Developers look set to step up efforts to acquire and demolish Hong Kong buildings built more than a half-century ago in prime locations, and the government may help by allowing more compulsory sales amid low land supply and a growing population of aged structures, according to property-market insiders.
Henderson Land Development, New World Development, and Wheelock Properties have been active buyers of ageing properties in recent years, taking advantage of the Land (Compulsory Sale for Redevelopment) Ordinance to acquire and redevelop such properties.
The number of private buildings aged 50 years and above has surged 126 per cent, from 3,900 to 8,600, over the past decade, according government figures. Chief Executive Carrie Lam revealed in her 2021 Policy Address that the government would explore ways to reduce the percentage of a building a developer must own to trigger a compulsory sale of the remainder.
“Compulsory auctions will become more and more important as there is limited new land supply in the city centre, especially for those in prime locations,” said Martin Wong, director and head of research and consultancy for Greater China at Knight Frank.
Wheelock won a compulsory auction for 47 to 57 Staunton Street in Sheung Wan on Monday at the reserve price of HK$529 million (US$67.4 million). The site, near the central business district where supply is particularly tight, will be developed into a prime residential project.
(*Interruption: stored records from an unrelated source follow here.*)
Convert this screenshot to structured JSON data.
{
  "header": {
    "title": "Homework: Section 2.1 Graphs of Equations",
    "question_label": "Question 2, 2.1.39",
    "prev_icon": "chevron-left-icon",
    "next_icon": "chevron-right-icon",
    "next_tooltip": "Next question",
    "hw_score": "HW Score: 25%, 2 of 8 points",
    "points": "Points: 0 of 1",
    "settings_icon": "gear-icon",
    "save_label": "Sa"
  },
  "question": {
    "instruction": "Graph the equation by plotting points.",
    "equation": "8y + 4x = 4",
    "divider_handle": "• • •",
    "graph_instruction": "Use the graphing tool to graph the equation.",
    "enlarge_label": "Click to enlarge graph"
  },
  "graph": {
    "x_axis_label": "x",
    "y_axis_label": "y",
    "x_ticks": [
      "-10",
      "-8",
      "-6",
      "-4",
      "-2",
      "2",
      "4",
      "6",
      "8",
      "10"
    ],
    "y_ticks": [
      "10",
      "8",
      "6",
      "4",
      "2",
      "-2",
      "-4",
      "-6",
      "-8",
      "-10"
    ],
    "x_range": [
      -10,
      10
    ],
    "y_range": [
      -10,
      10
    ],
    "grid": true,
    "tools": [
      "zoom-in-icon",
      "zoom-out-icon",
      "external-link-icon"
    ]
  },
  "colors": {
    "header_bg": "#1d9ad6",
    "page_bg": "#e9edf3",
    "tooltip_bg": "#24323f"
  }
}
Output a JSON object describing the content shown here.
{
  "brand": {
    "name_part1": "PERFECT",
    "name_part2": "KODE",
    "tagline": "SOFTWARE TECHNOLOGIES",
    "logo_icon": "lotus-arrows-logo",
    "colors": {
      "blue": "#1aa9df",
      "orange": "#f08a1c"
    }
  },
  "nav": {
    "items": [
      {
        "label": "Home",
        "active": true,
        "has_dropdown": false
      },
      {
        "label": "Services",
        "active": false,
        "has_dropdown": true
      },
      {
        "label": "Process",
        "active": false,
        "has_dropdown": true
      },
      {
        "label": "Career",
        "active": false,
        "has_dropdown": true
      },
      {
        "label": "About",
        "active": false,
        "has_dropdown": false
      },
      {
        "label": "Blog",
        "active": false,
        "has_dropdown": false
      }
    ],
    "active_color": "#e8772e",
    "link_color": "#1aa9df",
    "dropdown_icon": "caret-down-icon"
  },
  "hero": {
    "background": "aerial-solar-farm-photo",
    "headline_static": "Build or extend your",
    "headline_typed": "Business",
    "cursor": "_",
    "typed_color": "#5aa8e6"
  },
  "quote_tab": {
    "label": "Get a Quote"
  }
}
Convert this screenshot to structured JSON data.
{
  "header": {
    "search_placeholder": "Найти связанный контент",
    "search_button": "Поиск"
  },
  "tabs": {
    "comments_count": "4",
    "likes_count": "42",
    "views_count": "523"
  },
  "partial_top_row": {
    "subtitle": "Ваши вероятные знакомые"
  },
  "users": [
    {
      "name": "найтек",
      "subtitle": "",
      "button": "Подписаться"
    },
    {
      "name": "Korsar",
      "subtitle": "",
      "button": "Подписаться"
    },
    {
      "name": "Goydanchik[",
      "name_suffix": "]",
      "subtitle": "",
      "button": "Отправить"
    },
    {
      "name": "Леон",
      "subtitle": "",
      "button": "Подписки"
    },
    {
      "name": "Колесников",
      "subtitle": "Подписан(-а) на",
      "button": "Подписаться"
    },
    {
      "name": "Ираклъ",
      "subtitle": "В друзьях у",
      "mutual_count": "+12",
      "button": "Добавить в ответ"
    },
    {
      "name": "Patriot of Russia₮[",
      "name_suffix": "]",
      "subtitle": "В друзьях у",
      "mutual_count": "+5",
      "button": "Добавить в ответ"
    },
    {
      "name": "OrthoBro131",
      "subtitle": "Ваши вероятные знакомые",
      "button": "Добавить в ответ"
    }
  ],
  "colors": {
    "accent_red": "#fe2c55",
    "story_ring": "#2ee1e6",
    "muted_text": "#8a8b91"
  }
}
This was the company’s second site acquisition through compulsory sale this year, after No. 15 Ventris Road in Happy Valley.
Hong Kong allows the majority owners of buildings that are more than 50 years old and satisfy certain requirements to apply to the Lands Tribunal for a compulsory-sale order, to facilitate urban renewal. Developers can force a compulsory auction to buy the remaining stake in a building if they already own 80 per cent of it.
New World Development, for instance, in May filed an application to acquire the 10 per cent to 20 per cent it does not own of three buildings near Times Square in Causeway Bay through compulsory auction, according to Lands Tribunal documents. The three buildings could be worth as much as US$573 million – the largest amount involved in a single compulsory auction at the application stage in history.
Henderson Land Development, known for its frequent compulsory sales, is expected to launch the first phase of the nine-tower Baker Circle project in Hung Hom in June. It is the biggest urban residential redevelopment project by a private developer in Hong Kong in three decades.
Wheelock’s Wong believes it is time to “review the threshold of compulsory auction and whether there is room for adjustment”. He suggested setting different thresholds for buildings of different ages.
Such changes would reduce time and costs while making it easier for developers to negotiate with owners, Wong said. Relaxing the threshold would also help larger projects get off the ground by reducing the risk that a developer would be unable to secure sufficient ownership of an individual site within a larger area, Wong added.
Acquisition of ownership, however, can take 10 years or more, said Chiu Kam-kuen, president of The Hong Kong Institute of Surveyors. In the Lands Tribunal, it will take more than two years to complete an acquisition.
If the ownership percentage is reduced, then more developments will be available for compulsory acquisition, Chiu said, adding that the redevelopment ultimately improves Hong Kong’s overall environment and benefits the residents of dilapidated buildings.